• **Task requirements**
Wherever the word "content" appears in a line of the data, that line should be copied.

───── Exercise material

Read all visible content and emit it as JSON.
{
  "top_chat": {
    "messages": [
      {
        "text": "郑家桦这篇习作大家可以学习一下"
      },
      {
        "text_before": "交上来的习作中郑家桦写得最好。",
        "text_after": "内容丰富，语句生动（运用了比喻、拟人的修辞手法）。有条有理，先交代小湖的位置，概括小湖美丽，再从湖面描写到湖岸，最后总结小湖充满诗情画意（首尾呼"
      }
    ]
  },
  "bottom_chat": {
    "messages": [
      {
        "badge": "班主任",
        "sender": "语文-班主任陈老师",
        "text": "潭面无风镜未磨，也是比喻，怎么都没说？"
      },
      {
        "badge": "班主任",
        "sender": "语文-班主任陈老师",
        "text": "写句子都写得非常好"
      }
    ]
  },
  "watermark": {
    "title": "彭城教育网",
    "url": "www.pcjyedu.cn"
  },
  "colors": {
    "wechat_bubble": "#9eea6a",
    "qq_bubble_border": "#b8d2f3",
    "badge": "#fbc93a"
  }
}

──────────
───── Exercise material

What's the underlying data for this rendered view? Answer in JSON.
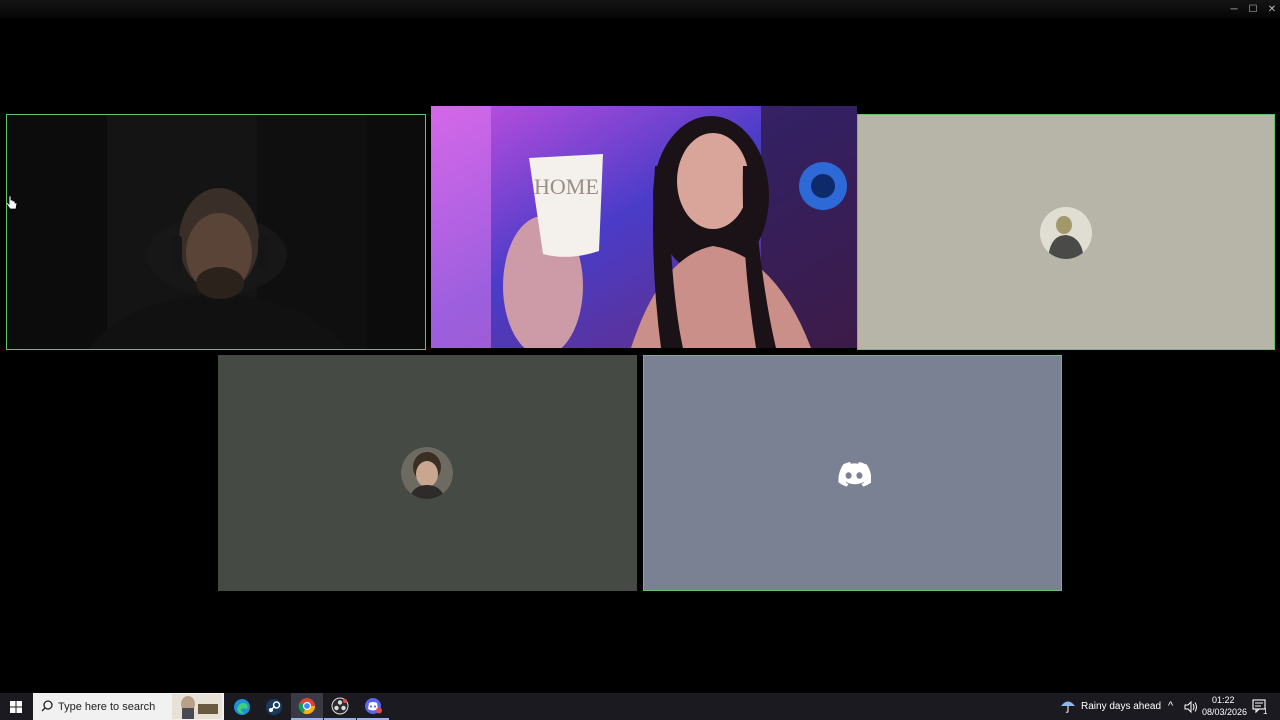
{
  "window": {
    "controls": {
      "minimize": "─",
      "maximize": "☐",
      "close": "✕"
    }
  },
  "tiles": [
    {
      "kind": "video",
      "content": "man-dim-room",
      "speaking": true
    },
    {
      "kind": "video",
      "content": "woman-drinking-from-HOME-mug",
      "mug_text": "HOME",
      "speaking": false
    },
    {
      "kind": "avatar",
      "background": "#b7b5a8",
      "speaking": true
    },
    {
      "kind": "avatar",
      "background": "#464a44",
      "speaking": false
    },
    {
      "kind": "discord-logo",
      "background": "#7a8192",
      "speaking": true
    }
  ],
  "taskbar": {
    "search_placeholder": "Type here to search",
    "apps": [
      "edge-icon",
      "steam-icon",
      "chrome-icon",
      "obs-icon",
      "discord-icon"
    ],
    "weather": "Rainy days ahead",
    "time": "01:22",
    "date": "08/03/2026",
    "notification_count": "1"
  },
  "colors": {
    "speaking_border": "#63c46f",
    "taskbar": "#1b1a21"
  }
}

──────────

• **Expected output**
Read all visible content and emit it as JSON.
      "content": "man-dim-room",
      "content": "woman-drinking-from-HOME-mug",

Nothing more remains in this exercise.